“It can be nerve-wrecking to get those words out to someone,” White said. “If you’re not mature enough you might end up lashing out at somebody, and you’re dealing with very important stuff – people’s pay check.”
The greatest challenge extends beyond braving reaching out to unresponsive individuals. Obscenities and verbal attacks may come your way even if you present manners good enough to bring tears to your mother’s eyes. Remembering that your goal to help people stands above all else will come crucial at times like these. Stay calm and stay humble. Anger doesn’t help anybody.
2. Good Time Management
Situations with workers may shift without your notice. To make sure you speak to everyone you plan to, you need to know how to create a flexible schedule that accommodates other duties but also prioritizes your contacts. A new urgent problem from union members arise and demands your attention. At the same time, someone’s decision to join the union might just hinge on you initiating a conversation. You certainly don’t want to miss either of those.
3. Communications Skills
This should come as a no-brainer. Though approaching workers does act as a big part of the job, the primary goal is to inform and persuade them to join the union. A lack in proper communications skills will not only hinder your ability to recruit people but may end up misinforming and driving them away. Written communication skills take up as much of an importance. Social media forms an important avenue of communication between unions and its workers and the public, so you’ll want to bring top-notch writing to the table.
“I started doing organizing work because I come from a low-income background. It was very important for me to think of my community and my own personal background and how I want to play a role in helping folks with my parents’ background,” Ng said.
“I love being a labor organizer.

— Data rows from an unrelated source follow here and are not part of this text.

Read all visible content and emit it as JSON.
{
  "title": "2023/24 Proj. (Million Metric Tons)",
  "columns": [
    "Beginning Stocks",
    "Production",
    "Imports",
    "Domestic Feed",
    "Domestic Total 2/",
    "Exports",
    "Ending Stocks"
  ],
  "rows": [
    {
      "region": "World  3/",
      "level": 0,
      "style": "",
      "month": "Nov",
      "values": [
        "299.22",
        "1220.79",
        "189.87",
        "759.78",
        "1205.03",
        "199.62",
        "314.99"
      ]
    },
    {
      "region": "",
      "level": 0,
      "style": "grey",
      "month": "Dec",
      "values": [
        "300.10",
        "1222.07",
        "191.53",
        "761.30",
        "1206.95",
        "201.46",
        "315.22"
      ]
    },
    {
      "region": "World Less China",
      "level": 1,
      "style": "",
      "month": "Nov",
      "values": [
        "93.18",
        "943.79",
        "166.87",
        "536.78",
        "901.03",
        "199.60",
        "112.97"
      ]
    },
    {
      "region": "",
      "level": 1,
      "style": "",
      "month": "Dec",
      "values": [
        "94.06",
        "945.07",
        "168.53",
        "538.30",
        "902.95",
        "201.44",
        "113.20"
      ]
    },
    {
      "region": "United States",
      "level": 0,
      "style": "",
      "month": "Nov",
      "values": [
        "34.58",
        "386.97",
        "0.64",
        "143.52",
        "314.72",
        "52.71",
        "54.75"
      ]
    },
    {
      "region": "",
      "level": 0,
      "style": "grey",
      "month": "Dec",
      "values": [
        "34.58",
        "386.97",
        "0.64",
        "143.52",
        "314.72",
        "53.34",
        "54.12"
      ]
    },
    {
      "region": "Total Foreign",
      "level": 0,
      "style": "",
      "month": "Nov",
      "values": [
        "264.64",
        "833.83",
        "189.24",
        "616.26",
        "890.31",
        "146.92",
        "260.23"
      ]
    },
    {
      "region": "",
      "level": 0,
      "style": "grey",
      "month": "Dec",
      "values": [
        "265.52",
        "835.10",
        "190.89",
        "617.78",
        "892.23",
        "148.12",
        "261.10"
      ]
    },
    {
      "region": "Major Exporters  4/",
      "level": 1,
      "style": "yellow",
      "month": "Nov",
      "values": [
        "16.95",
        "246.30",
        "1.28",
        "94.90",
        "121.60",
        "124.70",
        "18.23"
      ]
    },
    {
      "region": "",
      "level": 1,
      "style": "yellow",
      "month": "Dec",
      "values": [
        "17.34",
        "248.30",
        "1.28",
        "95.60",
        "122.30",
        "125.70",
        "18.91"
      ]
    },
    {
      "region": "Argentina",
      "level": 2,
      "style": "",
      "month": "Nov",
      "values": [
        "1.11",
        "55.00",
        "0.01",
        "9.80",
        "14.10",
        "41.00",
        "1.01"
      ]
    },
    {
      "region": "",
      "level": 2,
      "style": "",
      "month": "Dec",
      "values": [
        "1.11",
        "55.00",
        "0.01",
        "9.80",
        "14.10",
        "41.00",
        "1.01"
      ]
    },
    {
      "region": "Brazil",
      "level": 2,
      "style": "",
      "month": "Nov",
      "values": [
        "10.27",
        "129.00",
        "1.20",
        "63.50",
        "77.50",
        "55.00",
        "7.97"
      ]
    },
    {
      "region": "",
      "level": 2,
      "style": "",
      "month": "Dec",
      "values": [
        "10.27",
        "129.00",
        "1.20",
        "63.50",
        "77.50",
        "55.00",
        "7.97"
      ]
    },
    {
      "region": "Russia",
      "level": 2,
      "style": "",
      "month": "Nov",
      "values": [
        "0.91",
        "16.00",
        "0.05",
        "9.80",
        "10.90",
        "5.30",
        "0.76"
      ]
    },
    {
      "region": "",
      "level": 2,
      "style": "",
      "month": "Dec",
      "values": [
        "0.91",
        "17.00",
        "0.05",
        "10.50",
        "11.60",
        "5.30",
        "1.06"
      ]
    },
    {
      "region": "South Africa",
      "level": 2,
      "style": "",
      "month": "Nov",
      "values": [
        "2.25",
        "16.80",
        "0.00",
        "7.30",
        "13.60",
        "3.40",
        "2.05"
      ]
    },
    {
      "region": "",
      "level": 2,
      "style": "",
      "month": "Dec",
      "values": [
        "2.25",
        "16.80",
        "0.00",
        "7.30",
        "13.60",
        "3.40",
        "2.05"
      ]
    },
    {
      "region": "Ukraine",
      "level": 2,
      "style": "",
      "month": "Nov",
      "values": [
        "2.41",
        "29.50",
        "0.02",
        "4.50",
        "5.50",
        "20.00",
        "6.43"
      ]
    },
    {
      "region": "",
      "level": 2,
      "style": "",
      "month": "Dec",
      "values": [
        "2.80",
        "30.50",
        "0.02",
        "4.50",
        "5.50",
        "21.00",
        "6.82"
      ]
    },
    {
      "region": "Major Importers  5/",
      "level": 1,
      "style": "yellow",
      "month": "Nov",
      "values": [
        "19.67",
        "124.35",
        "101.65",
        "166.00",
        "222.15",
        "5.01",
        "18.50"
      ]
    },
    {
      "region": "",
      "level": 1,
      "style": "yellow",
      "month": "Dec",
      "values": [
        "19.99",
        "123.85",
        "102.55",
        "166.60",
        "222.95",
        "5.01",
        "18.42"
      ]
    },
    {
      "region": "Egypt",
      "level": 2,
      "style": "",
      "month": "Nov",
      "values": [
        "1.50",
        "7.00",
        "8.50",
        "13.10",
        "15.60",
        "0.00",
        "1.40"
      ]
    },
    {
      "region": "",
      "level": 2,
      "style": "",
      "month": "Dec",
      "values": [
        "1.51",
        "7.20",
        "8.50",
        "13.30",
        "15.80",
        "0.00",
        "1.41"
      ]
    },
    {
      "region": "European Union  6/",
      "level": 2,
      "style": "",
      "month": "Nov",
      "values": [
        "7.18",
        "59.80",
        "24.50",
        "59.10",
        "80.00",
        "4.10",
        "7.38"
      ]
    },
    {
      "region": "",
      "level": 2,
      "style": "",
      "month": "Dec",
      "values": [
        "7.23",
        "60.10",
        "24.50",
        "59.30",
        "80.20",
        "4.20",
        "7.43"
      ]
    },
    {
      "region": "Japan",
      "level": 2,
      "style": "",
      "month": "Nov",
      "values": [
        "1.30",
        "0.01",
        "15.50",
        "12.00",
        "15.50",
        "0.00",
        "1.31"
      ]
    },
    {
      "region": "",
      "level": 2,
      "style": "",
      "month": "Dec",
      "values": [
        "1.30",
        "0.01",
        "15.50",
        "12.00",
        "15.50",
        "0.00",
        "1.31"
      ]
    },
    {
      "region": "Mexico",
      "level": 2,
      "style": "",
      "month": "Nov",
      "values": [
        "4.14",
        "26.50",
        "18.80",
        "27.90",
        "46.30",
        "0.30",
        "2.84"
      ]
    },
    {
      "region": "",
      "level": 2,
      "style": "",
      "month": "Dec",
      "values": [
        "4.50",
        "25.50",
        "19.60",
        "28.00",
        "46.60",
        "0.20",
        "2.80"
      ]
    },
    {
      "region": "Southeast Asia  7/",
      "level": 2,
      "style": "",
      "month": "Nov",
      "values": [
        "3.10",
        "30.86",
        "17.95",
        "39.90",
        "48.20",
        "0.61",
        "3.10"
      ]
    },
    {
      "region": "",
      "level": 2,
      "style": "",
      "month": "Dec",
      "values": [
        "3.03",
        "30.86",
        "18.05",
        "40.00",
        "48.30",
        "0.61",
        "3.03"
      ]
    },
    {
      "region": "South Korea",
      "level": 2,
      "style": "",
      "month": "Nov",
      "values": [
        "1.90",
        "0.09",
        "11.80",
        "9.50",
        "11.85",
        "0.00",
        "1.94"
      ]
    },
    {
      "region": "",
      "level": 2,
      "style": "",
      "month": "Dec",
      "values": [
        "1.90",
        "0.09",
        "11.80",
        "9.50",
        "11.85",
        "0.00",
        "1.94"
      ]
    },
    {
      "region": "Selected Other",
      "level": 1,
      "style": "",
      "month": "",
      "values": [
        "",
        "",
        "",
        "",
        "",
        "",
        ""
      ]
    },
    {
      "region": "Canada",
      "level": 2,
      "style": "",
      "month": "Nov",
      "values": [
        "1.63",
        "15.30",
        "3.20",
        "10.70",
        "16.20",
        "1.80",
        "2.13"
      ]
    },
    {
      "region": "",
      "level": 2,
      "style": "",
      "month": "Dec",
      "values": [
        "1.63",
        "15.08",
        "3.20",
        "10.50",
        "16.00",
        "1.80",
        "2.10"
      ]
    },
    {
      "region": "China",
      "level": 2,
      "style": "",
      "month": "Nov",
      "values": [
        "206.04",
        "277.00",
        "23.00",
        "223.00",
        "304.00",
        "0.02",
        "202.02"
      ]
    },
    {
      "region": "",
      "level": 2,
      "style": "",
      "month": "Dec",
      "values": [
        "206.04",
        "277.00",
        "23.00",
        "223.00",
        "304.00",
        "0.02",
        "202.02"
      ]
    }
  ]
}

It’s in my blood. I was born in Appalachia to a union coal miner. All I want to do with my life is to teach other people how to stand up for themselves. Working people coming together and saying no, we’re not gonna put up with it,” White said.
“I really like being a staff organizer because I can help people in a very direct way. You guide people through some of the most vulnerable moments in their life, there is nothing more rewarding than that,” said Cortes-Kopp.